-- DIRECTIONS --
Reproduce all records verbatim.

(Website and app data records)
--- --- ---

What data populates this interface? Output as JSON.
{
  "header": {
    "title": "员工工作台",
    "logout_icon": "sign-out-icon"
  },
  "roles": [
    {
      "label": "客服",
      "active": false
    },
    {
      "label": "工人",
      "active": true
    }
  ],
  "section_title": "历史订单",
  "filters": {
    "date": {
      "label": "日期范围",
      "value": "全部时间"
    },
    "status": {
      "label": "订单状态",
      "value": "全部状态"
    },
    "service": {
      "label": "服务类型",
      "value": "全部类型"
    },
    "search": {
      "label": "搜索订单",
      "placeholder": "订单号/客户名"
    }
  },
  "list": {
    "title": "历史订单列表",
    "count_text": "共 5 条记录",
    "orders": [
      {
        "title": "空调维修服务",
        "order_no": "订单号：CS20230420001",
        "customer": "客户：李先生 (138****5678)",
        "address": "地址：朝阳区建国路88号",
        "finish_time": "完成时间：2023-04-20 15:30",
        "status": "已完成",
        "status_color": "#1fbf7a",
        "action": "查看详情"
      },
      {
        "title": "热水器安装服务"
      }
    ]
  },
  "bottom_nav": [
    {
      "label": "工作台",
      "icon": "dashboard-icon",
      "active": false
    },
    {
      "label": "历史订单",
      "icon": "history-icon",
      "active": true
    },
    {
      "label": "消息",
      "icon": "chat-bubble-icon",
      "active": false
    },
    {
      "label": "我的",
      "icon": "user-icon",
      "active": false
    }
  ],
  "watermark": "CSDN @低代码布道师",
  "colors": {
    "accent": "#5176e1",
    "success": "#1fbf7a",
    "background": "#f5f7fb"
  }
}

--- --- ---

-- OUTPUT FOR THIS TASK --
What data populates this interface? Output as JSON.
{
  "header": {
    "title": "员工工作台",
    "logout_icon": "sign-out-icon"
  },
  "roles": [
    {
      "label": "客服",
      "active": false
    },
    {
      "label": "工人",
      "active": true
    }
  ],
  "section_title": "历史订单",
  "filters": {
    "date": {
      "label": "日期范围",
      "value": "全部时间"
    },
    "status": {
      "label": "订单状态",
      "value": "全部状态"
    },
    "service": {
      "label": "服务类型",
      "value": "全部类型"
    },
    "search": {
      "label": "搜索订单",
      "placeholder": "订单号/客户名"
    }
  },
  "list": {
    "title": "历史订单列表",
    "count_text": "共 5 条记录",
    "orders": [
      {
        "title": "空调维修服务",
        "order_no": "订单号：CS20230420001",
        "customer": "客户：李先生 (138****5678)",
        "address": "地址：朝阳区建国路88号",
        "finish_time": "完成时间：2023-04-20 15:30",
        "status": "已完成",
        "status_color": "#1fbf7a",
        "action": "查看详情"
      },
      {
        "title": "热水器安装服务"
      }
    ]
  },
  "bottom_nav": [
    {
      "label": "工作台",
      "icon": "dashboard-icon",
      "active": false
    },
    {
      "label": "历史订单",
      "icon": "history-icon",
      "active": true
    },
    {
      "label": "消息",
      "icon": "chat-bubble-icon",
      "active": false
    },
    {
      "label": "我的",
      "icon": "user-icon",
      "active": false
    }
  ],
  "watermark": "CSDN @低代码布道师",
  "colors": {
    "accent": "#5176e1",
    "success": "#1fbf7a",
    "background": "#f5f7fb"
  }
}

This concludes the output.